EXERCISE:
Only the pictures are dropped; the lines of the material that follow are returned exactly.

━━━━━ PROVIDED MATERIAL

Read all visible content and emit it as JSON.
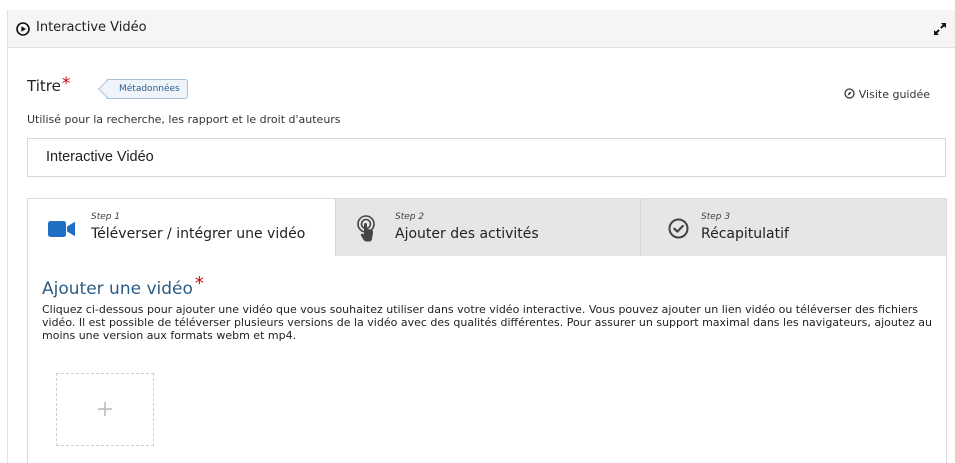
{
  "header": {
    "title": "Interactive Vidéo",
    "play_icon": "circle-play-icon",
    "expand_icon": "fullscreen-expand-icon"
  },
  "title_field": {
    "label": "Titre",
    "required_mark": "*",
    "metadata_button": "Métadonnées",
    "guided_tour": "Visite guidée",
    "description": "Utilisé pour la recherche, les rapport et le droit d'auteurs",
    "value": "Interactive Vidéo"
  },
  "wizard": {
    "tabs": [
      {
        "step": "Step 1",
        "label": "Téléverser / intégrer une vidéo",
        "icon": "video-camera-icon",
        "active": true
      },
      {
        "step": "Step 2",
        "label": "Ajouter des activités",
        "icon": "touch-pointer-icon",
        "active": false
      },
      {
        "step": "Step 3",
        "label": "Récapitulatif",
        "icon": "check-circle-icon",
        "active": false
      }
    ],
    "content": {
      "heading": "Ajouter une vidéo",
      "required_mark": "*",
      "description": "Cliquez ci-dessous pour ajouter une vidéo que vous souhaitez utiliser dans votre vidéo interactive. Vous pouvez ajouter un lien vidéo ou téléverser des fichiers vidéo. Il est possible de téléverser plusieurs versions de la vidéo avec des qualités différentes. Pour assurer un support maximal dans les navigateurs, ajoutez au moins une version aux formats webm et mp4.",
      "add_button_symbol": "+"
    }
  },
  "colors": {
    "accent_blue": "#2d5c86",
    "video_icon_blue": "#1f6fc5",
    "required_red": "#d0021b",
    "tab_inactive_bg": "#e6e6e6"
  }
}
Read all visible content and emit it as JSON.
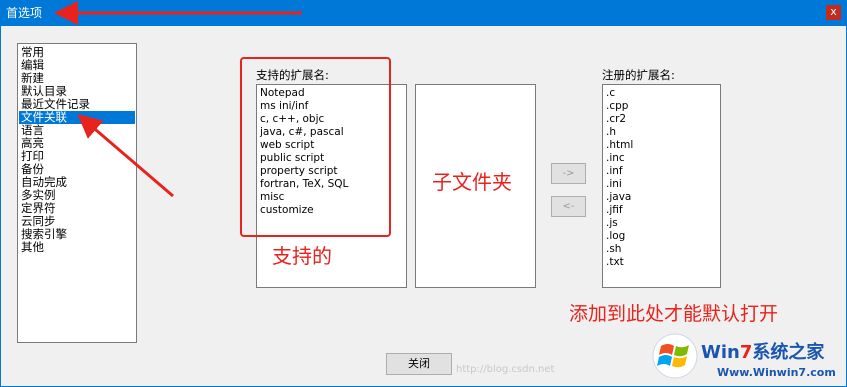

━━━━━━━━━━

OUTPUT:
Read all visible content and emit it as JSON.
{
  "header": {
    "title": "Interactive Vidéo",
    "play_icon": "circle-play-icon",
    "expand_icon": "fullscreen-expand-icon"
  },
  "title_field": {
    "label": "Titre",
    "required_mark": "*",
    "metadata_button": "Métadonnées",
    "guided_tour": "Visite guidée",
    "description": "Utilisé pour la recherche, les rapport et le droit d'auteurs",
    "value": "Interactive Vidéo"
  },
  "wizard": {
    "tabs": [
      {
        "step": "Step 1",
        "label": "Téléverser / intégrer une vidéo",
        "icon": "video-camera-icon",
        "active": true
      },
      {
        "step": "Step 2",
        "label": "Ajouter des activités",
        "icon": "touch-pointer-icon",
        "active": false
      },
      {
        "step": "Step 3",
        "label": "Récapitulatif",
        "icon": "check-circle-icon",
        "active": false
      }
    ],
    "content": {
      "heading": "Ajouter une vidéo",
      "required_mark": "*",
      "description": "Cliquez ci-dessous pour ajouter une vidéo que vous souhaitez utiliser dans votre vidéo interactive. Vous pouvez ajouter un lien vidéo ou téléverser des fichiers vidéo. Il est possible de téléverser plusieurs versions de la vidéo avec des qualités différentes. Pour assurer un support maximal dans les navigateurs, ajoutez au moins une version aux formats webm et mp4.",
      "add_button_symbol": "+"
    }
  },
  "colors": {
    "accent_blue": "#2d5c86",
    "video_icon_blue": "#1f6fc5",
    "required_red": "#d0021b",
    "tab_inactive_bg": "#e6e6e6"
  }
}
Read all visible content and emit it as JSON.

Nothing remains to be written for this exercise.